This one is for all the dads out there. If Black Friday came and went and you’re still looking for the perfect gift for your kid, consider a baseball glove. It’s an old-fashioned gift, sure, but recent research shows that whether boys play baseball (and girls play softball) depends heavily on you. In fact, one of the stunning findings in the Austin Institute for the Study of Family and Culture’s recent report Called Out at Home is this: Major League Baseball players are almost twice as likely as the rest of the population to come from homes where their father is present.
Obviously, having a father around does not guarantee a kid will be good at baseball, but the research shows that not having a father around makes it much more difficult and rare—almost impossible—for a player to get to the major leagues.
This effect is seen in a most profound way by looking at the history of African Americans in Major League Baseball. When the new baseball season begins in the spring of 2017, it will have been 70 years since Jackie Robinson broke the color barrier by becoming the first black player in Major League Baseball. Twelve years later, in 1959, Pumpsie Green was invited to the Boston Red Sox spring training camp and soon became the first black player on the last team without an African American on the roster. From 1947 to 1981, African American representation in the big leagues skyrocketed from 0 percent to over 18 percent of all players, well above the African American percentage of the population at large. Then something strange happened: the numbers began to drop.
Plummeting through the 80s and 90s, and now at just 7 percent of pro players, African American representation is less than half what it once was (see figure below). In fact, this year marked the lowest African American representation in the pros since Jackie Robinson retired in 1959. What happened?
That’s the question researchers at the Austin Institute set out to answer. Like many complex social phenomena, there are undoubtedly multiple causes. It’s rarely just one thing that causes a change that large—it’s usually lots of things working together. But what the Austin Institute discovered is that one of the most important factors, entirely ignored until now, is the special role fathers have in the lives of their children and how the dramatic drop in African American players in pro baseball revealed a hidden facet of that relationship.

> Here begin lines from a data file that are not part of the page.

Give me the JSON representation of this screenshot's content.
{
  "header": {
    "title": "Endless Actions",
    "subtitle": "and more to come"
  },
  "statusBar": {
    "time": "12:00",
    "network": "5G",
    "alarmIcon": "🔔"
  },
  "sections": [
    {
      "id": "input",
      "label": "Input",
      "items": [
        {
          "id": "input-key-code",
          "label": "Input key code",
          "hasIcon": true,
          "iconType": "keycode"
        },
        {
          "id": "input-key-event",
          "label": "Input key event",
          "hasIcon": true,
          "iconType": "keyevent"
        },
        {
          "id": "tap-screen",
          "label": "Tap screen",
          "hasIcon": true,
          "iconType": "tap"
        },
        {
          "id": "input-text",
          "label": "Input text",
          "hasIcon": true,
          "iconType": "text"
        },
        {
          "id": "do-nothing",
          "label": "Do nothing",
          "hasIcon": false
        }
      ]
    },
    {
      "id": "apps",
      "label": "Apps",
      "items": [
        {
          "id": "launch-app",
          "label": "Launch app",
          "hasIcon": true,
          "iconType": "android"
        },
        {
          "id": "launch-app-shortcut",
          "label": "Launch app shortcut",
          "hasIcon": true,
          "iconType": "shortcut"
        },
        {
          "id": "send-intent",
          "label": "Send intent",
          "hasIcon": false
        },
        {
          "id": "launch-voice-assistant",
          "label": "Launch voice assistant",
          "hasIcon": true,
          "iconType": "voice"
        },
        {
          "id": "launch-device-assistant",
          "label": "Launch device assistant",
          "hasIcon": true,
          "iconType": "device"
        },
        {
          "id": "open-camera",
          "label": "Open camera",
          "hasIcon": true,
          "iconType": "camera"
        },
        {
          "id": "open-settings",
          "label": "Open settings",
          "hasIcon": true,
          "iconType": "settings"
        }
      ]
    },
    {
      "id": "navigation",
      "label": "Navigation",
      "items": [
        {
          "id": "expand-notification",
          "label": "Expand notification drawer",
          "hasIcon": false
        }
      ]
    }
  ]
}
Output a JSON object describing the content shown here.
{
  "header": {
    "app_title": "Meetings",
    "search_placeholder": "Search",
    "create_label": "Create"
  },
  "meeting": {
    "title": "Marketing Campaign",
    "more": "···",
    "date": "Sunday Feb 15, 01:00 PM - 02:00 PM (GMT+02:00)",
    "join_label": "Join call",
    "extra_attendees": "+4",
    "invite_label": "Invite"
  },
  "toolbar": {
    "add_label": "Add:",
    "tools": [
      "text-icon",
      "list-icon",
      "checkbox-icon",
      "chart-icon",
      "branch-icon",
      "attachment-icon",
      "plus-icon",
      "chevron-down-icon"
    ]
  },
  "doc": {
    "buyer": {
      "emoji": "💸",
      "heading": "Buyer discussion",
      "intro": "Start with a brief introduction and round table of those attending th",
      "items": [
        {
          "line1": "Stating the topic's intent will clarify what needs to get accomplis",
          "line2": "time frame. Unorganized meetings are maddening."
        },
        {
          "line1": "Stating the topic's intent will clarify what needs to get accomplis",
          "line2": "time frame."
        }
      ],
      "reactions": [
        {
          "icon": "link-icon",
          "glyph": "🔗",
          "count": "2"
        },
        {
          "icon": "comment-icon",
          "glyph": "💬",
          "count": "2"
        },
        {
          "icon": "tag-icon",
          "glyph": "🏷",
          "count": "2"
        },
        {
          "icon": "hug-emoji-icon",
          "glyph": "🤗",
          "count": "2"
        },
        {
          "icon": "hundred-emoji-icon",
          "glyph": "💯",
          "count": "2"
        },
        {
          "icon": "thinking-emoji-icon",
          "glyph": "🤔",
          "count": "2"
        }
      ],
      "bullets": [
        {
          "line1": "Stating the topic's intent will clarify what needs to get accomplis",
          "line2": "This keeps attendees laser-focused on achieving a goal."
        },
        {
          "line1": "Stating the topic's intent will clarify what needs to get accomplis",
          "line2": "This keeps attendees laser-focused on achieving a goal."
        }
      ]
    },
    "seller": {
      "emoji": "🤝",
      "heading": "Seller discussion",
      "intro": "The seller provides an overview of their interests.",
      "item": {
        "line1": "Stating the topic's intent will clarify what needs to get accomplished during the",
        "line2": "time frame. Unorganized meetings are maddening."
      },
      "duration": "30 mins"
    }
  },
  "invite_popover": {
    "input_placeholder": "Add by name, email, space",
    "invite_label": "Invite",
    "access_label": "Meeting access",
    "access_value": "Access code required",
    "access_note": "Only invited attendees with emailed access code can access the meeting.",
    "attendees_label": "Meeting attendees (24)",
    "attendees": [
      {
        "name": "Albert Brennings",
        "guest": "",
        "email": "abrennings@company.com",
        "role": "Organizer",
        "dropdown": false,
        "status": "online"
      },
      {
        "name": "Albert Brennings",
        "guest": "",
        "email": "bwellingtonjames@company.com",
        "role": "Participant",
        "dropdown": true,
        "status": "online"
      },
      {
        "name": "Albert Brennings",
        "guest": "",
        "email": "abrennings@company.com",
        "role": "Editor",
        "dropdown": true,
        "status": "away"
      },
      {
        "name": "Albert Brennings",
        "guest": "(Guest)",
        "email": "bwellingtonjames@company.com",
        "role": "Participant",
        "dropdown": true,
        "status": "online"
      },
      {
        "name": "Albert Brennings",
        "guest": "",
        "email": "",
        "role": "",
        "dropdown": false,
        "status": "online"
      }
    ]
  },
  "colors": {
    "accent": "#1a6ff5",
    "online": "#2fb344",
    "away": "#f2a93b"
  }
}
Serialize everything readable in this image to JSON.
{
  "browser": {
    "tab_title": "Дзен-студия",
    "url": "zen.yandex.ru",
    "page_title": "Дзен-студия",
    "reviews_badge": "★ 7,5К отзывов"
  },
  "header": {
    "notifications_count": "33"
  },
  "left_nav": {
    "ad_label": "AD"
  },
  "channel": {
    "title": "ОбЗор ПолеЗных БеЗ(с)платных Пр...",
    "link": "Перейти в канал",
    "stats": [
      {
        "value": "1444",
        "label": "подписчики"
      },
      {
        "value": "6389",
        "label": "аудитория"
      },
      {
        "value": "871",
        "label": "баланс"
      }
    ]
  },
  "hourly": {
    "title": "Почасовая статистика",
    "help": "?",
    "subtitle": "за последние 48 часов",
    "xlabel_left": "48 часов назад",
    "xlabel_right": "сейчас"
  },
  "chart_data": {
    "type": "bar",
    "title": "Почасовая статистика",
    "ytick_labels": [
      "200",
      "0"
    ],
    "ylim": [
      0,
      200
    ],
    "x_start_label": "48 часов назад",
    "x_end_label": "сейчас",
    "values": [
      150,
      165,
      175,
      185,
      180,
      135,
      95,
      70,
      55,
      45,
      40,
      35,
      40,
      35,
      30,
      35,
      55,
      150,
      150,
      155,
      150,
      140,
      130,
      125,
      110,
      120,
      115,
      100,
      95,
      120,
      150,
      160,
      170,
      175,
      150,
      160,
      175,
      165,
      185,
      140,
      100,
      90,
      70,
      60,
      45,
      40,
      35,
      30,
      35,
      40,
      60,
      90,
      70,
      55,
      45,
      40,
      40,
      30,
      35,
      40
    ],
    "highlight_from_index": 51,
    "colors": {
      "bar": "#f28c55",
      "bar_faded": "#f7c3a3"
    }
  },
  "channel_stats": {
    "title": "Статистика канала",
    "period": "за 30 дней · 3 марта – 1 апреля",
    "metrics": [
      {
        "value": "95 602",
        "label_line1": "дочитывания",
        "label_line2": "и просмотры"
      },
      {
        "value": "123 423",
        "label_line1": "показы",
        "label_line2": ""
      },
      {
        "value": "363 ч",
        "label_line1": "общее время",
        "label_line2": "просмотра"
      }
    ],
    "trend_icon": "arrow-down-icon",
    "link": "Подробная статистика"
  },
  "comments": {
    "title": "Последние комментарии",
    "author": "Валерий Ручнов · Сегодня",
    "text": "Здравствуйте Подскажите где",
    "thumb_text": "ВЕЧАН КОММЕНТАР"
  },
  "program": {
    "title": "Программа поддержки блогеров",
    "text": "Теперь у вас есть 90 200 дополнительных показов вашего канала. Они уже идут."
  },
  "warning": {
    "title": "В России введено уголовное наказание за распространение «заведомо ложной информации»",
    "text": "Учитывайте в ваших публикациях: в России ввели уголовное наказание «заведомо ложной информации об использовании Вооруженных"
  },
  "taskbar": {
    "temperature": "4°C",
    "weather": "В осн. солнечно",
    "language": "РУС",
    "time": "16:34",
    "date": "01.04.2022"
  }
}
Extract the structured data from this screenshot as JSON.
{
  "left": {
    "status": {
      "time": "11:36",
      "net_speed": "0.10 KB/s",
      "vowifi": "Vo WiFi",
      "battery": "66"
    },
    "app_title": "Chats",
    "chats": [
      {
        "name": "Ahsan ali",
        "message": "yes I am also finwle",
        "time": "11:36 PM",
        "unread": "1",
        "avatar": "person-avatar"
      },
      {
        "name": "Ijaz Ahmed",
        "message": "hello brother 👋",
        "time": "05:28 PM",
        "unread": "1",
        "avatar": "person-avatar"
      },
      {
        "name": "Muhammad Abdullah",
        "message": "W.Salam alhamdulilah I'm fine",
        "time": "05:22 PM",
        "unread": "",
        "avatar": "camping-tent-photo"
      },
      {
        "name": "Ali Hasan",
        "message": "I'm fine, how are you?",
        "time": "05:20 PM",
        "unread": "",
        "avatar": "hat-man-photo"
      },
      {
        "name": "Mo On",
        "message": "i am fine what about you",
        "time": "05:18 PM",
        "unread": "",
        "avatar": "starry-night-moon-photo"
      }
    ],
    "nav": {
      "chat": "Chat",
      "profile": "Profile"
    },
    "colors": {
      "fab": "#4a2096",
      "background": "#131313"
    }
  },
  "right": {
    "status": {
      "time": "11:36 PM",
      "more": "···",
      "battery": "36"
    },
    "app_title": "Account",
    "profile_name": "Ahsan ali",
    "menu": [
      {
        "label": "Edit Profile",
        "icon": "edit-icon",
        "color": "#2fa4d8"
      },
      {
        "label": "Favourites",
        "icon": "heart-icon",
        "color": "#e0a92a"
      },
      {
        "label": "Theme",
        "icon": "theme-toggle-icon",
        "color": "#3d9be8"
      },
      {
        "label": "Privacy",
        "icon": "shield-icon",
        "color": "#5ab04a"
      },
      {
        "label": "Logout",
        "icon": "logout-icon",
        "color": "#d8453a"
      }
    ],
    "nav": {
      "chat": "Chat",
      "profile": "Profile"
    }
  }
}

What stood out to the researchers initially was the timing of the decline—about 20 years after a similarly steep decline in marital births. The first step in data analysis was comparing nationwide birth data at the county level and to a database of about 85,000 college and professional baseball players (including information about the year and county where they were born). The data showed that as out-of-wedlock births go up in a county, the future production of baseball players goes down.
Researchers then played the devil’s advocate. They took a sample of over 600 current Major League Baseball players, approximately 20 from each team, and researched their family structure. Nearly 80 percent of African American professional players come from a home where their father was present, compared to about 40 percent of African Americans in the general population.
Additionally, the presence of a father even predicts which sports kids will play in high school (see figure below). Looking at AddHealth, a large national data set with information on kids and high school sports, researchers found that children are about 25 percent more likely to play baseball when they live with their father, a finding that holds for both boys (baseball) and girls (softball). In more detail, about 20 percent of youth living with their father report playing baseball compared to only 16 percent of youth not living with their father. By contrast, the same data set shows that high school students living with their father are actually less likely to play basketball than are students without a father in the home. In other words, kids with fathers at home more often choose baseball (or softball), while kids without fathers at home more often choose basketball.
Some might be tempted to wave off the findings and say money and socioeconomic status have more to do with the trends we see. That’s not likely. At the same time that African American representation has been dropping, players hailing from the Dominican Republic and Venezuela, many of them having grown up in impoverished conditions, have dramatically increased.
What is more likely is this. Some sports require a great deal of institutional support in order to make great improvements in skills, e.g. football and lacrosse, which require lots of equipment and other people to practice and scrimmage. Others, such as basketball and track, require very little or even none. Kids can go to the nearest park by themselves and improve their skills at basketball and many track events. Baseball falls in between those two extremes. It doesn’t require a huge amount of equipment or people; just one committed person, a bat, a ball, and a couple of gloves will do. What the new research shows is that the best candidate to be that committed person is Dad.
Take Giancarlo Stanton, for example. He is in the second year of the largest contract in baseball history: $325 million for 13 years. Asked about his father, with whom he has a very close relationship, Stanton said,
Obviously, you feel your father in the stands, but I like to think that he still listens to the radio just like he did when he’d take me [to L.A. Dodgers games]. It’s like I grew into the player he would take me to go see and watch.
More than just to help them become a great baseball player, children need a father to help them thrive. If the presence of a father has such a large effect on something as seemingly small as what high school sports kids choose, it stands to reason their impact on the life choices that matter most is profound. Children should have as many caring adults in their lives as they can, but our research affirms that parents—fathers in this case—have a special role. And maybe that fact—more than shaping a future pro player—is the real goal of an afternoon game of catch in the back yard.
Kevin E. Stuart, Ph.D., is executive director of the Austin Institute for the Study of Family & Culture in Austin, Texas.